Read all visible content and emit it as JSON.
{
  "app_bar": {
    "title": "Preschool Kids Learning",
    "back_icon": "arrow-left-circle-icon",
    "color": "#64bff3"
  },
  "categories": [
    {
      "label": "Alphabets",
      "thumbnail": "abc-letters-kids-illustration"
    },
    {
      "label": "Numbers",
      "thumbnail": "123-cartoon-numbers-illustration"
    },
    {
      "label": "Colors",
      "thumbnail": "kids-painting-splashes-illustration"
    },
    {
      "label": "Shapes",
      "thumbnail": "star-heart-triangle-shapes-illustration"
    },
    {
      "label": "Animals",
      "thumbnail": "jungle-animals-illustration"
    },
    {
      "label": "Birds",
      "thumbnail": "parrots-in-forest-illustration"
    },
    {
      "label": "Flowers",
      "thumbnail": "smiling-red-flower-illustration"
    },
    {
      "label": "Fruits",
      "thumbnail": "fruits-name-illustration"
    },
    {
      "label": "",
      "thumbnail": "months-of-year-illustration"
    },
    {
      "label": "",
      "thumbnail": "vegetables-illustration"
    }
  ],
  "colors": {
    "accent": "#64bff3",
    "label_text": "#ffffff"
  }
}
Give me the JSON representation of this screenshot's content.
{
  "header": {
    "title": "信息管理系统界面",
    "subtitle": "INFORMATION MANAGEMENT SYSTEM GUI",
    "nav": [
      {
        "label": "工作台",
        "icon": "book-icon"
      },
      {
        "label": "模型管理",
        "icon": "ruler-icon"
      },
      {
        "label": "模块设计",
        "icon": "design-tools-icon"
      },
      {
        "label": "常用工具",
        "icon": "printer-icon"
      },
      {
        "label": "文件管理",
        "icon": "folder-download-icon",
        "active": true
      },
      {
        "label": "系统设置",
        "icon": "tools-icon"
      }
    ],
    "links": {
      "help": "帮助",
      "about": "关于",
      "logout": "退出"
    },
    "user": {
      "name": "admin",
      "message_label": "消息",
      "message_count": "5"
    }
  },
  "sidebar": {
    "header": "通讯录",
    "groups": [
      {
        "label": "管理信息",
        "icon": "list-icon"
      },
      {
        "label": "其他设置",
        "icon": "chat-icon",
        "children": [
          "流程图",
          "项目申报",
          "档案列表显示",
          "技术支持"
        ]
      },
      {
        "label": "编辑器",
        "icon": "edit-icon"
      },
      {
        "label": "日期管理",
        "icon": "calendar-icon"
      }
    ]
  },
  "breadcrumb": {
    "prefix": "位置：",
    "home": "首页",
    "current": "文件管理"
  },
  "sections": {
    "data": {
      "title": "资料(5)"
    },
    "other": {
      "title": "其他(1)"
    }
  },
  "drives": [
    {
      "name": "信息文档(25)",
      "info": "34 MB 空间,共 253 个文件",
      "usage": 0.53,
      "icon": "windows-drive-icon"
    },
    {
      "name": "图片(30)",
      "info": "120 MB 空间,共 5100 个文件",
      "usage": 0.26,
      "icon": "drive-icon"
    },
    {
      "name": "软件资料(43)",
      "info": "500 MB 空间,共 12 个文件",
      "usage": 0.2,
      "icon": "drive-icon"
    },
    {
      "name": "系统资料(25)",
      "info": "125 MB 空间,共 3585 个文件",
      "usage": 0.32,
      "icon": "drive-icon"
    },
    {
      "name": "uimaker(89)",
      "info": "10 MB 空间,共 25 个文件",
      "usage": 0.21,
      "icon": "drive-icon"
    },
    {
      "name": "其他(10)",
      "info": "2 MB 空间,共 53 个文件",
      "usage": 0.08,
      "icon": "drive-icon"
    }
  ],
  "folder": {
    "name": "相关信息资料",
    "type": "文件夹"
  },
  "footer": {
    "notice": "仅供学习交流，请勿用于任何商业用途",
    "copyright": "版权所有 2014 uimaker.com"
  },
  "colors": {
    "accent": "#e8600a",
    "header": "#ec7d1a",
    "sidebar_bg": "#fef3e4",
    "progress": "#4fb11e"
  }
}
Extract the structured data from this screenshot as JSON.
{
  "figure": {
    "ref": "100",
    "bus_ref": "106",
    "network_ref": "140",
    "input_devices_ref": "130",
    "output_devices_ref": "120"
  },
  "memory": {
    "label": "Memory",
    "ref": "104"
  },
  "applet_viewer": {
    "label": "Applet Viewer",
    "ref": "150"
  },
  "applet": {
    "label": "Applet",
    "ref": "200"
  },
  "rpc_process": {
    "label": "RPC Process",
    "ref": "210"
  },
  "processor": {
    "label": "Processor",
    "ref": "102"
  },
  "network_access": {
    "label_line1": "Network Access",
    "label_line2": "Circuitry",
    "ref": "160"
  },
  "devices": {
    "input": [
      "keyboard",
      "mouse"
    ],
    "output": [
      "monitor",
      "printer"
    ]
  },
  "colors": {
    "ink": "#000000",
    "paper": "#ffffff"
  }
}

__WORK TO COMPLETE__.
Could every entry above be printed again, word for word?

__WRITTEN SOLUTION__.
Read all visible content and emit it as JSON.
{
  "app_bar": {
    "title": "Preschool Kids Learning",
    "back_icon": "arrow-left-circle-icon",
    "color": "#64bff3"
  },
  "categories": [
    {
      "label": "Alphabets",
      "thumbnail": "abc-letters-kids-illustration"
    },
    {
      "label": "Numbers",
      "thumbnail": "123-cartoon-numbers-illustration"
    },
    {
      "label": "Colors",
      "thumbnail": "kids-painting-splashes-illustration"
    },
    {
      "label": "Shapes",
      "thumbnail": "star-heart-triangle-shapes-illustration"
    },
    {
      "label": "Animals",
      "thumbnail": "jungle-animals-illustration"
    },
    {
      "label": "Birds",
      "thumbnail": "parrots-in-forest-illustration"
    },
    {
      "label": "Flowers",
      "thumbnail": "smiling-red-flower-illustration"
    },
    {
      "label": "Fruits",
      "thumbnail": "fruits-name-illustration"
    },
    {
      "label": "",
      "thumbnail": "months-of-year-illustration"
    },
    {
      "label": "",
      "thumbnail": "vegetables-illustration"
    }
  ],
  "colors": {
    "accent": "#64bff3",
    "label_text": "#ffffff"
  }
}
Give me the JSON representation of this screenshot's content.
{
  "header": {
    "title": "信息管理系统界面",
    "subtitle": "INFORMATION MANAGEMENT SYSTEM GUI",
    "nav": [
      {
        "label": "工作台",
        "icon": "book-icon"
      },
      {
        "label": "模型管理",
        "icon": "ruler-icon"
      },
      {
        "label": "模块设计",
        "icon": "design-tools-icon"
      },
      {
        "label": "常用工具",
        "icon": "printer-icon"
      },
      {
        "label": "文件管理",
        "icon": "folder-download-icon",
        "active": true
      },
      {
        "label": "系统设置",
        "icon": "tools-icon"
      }
    ],
    "links": {
      "help": "帮助",
      "about": "关于",
      "logout": "退出"
    },
    "user": {
      "name": "admin",
      "message_label": "消息",
      "message_count": "5"
    }
  },
  "sidebar": {
    "header": "通讯录",
    "groups": [
      {
        "label": "管理信息",
        "icon": "list-icon"
      },
      {
        "label": "其他设置",
        "icon": "chat-icon",
        "children": [
          "流程图",
          "项目申报",
          "档案列表显示",
          "技术支持"
        ]
      },
      {
        "label": "编辑器",
        "icon": "edit-icon"
      },
      {
        "label": "日期管理",
        "icon": "calendar-icon"
      }
    ]
  },
  "breadcrumb": {
    "prefix": "位置：",
    "home": "首页",
    "current": "文件管理"
  },
  "sections": {
    "data": {
      "title": "资料(5)"
    },
    "other": {
      "title": "其他(1)"
    }
  },
  "drives": [
    {
      "name": "信息文档(25)",
      "info": "34 MB 空间,共 253 个文件",
      "usage": 0.53,
      "icon": "windows-drive-icon"
    },
    {
      "name": "图片(30)",
      "info": "120 MB 空间,共 5100 个文件",
      "usage": 0.26,
      "icon": "drive-icon"
    },
    {
      "name": "软件资料(43)",
      "info": "500 MB 空间,共 12 个文件",
      "usage": 0.2,
      "icon": "drive-icon"
    },
    {
      "name": "系统资料(25)",
      "info": "125 MB 空间,共 3585 个文件",
      "usage": 0.32,
      "icon": "drive-icon"
    },
    {
      "name": "uimaker(89)",
      "info": "10 MB 空间,共 25 个文件",
      "usage": 0.21,
      "icon": "drive-icon"
    },
    {
      "name": "其他(10)",
      "info": "2 MB 空间,共 53 个文件",
      "usage": 0.08,
      "icon": "drive-icon"
    }
  ],
  "folder": {
    "name": "相关信息资料",
    "type": "文件夹"
  },
  "footer": {
    "notice": "仅供学习交流，请勿用于任何商业用途",
    "copyright": "版权所有 2014 uimaker.com"
  },
  "colors": {
    "accent": "#e8600a",
    "header": "#ec7d1a",
    "sidebar_bg": "#fef3e4",
    "progress": "#4fb11e"
  }
}
Extract the structured data from this screenshot as JSON.
{
  "figure": {
    "ref": "100",
    "bus_ref": "106",
    "network_ref": "140",
    "input_devices_ref": "130",
    "output_devices_ref": "120"
  },
  "memory": {
    "label": "Memory",
    "ref": "104"
  },
  "applet_viewer": {
    "label": "Applet Viewer",
    "ref": "150"
  },
  "applet": {
    "label": "Applet",
    "ref": "200"
  },
  "rpc_process": {
    "label": "RPC Process",
    "ref": "210"
  },
  "processor": {
    "label": "Processor",
    "ref": "102"
  },
  "network_access": {
    "label_line1": "Network Access",
    "label_line2": "Circuitry",
    "ref": "160"
  },
  "devices": {
    "input": [
      "keyboard",
      "mouse"
    ],
    "output": [
      "monitor",
      "printer"
    ]
  },
  "colors": {
    "ink": "#000000",
    "paper": "#ffffff"
  }
}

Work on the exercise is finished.